§ WHAT TO PRODUCE:
Report back the lines in this listing that carry the string "name".

§ DATA FOR THE TASK:
_ _ _ _

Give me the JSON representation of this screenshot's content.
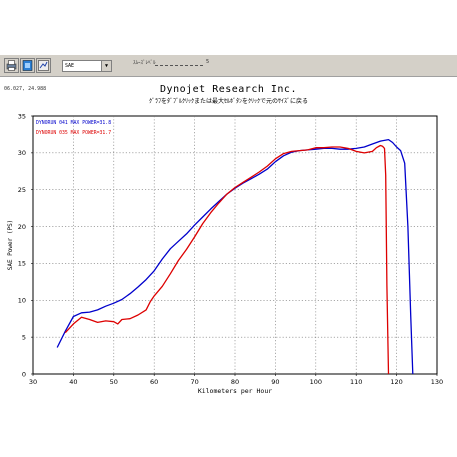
{
  "toolbar": {
    "icons": [
      "print-icon",
      "copy-icon",
      "zoom-icon"
    ],
    "select_value": "SAE",
    "select_arrow": "▼",
    "option_label": "ｽﾑｰｽﾞﾚﾍﾞﾙ",
    "option_value": "5"
  },
  "coord_readout": "06.027, 24.988",
  "title": "Dynojet  Research  Inc.",
  "subtitle": "ｸﾞﾗﾌをﾀﾞﾌﾞﾙｸﾘｯｸまたは最大ｾﾙﾎﾞﾀﾝをｸﾘｯｸで元のｻｲｽﾞに戻る",
  "chart_data": {
    "type": "line",
    "xlabel": "Kilometers per Hour",
    "ylabel": "SAE Power (PS)",
    "xlim": [
      30,
      130
    ],
    "ylim": [
      0,
      35
    ],
    "xticks": [
      30,
      40,
      50,
      60,
      70,
      80,
      90,
      100,
      110,
      120,
      130
    ],
    "yticks": [
      0,
      5,
      10,
      15,
      20,
      25,
      30,
      35
    ],
    "grid": true,
    "legend_position": "top-left",
    "series": [
      {
        "name": "DYNORUN 041  MAX POWER=31.8",
        "color": "#0000cc",
        "x": [
          36,
          38,
          40,
          42,
          44,
          46,
          48,
          50,
          52,
          54,
          56,
          58,
          60,
          62,
          64,
          66,
          68,
          70,
          72,
          74,
          76,
          78,
          80,
          82,
          84,
          86,
          88,
          90,
          92,
          94,
          96,
          98,
          100,
          102,
          104,
          106,
          108,
          110,
          112,
          114,
          116,
          118,
          119,
          120,
          121,
          122,
          122.8,
          123.5,
          124
        ],
        "y": [
          3.6,
          5.8,
          7.8,
          8.3,
          8.4,
          8.7,
          9.2,
          9.6,
          10.1,
          10.9,
          11.8,
          12.8,
          14.0,
          15.6,
          17.0,
          18.0,
          19.0,
          20.2,
          21.3,
          22.4,
          23.4,
          24.4,
          25.2,
          25.9,
          26.5,
          27.1,
          27.8,
          28.8,
          29.6,
          30.1,
          30.3,
          30.4,
          30.5,
          30.6,
          30.6,
          30.5,
          30.5,
          30.6,
          30.8,
          31.2,
          31.6,
          31.8,
          31.4,
          30.8,
          30.3,
          28.6,
          20.0,
          8.0,
          0.0
        ]
      },
      {
        "name": "DYNORUN 035  MAX POWER=31.7",
        "color": "#dd0000",
        "x": [
          38,
          40,
          42,
          44,
          46,
          48,
          50,
          51,
          52,
          54,
          56,
          58,
          59,
          60,
          62,
          64,
          66,
          68,
          70,
          72,
          74,
          76,
          78,
          80,
          82,
          84,
          86,
          88,
          90,
          92,
          94,
          96,
          98,
          100,
          102,
          104,
          106,
          108,
          110,
          112,
          114,
          115,
          116,
          116.5,
          117,
          117.3,
          117.6,
          118
        ],
        "y": [
          5.6,
          6.8,
          7.7,
          7.4,
          7.0,
          7.2,
          7.1,
          6.8,
          7.4,
          7.5,
          8.0,
          8.7,
          9.8,
          10.6,
          11.9,
          13.6,
          15.4,
          16.9,
          18.6,
          20.4,
          21.9,
          23.2,
          24.4,
          25.3,
          26.0,
          26.7,
          27.4,
          28.2,
          29.2,
          29.9,
          30.2,
          30.3,
          30.4,
          30.7,
          30.7,
          30.8,
          30.8,
          30.6,
          30.2,
          30.0,
          30.2,
          30.7,
          31.0,
          30.9,
          30.6,
          27.0,
          12.0,
          0.0
        ]
      }
    ]
  }
}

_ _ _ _

§ SOLUTION TO THIS TASK:
        "name": "DYNORUN 041  MAX POWER=31.8",
        "name": "DYNORUN 035  MAX POWER=31.7",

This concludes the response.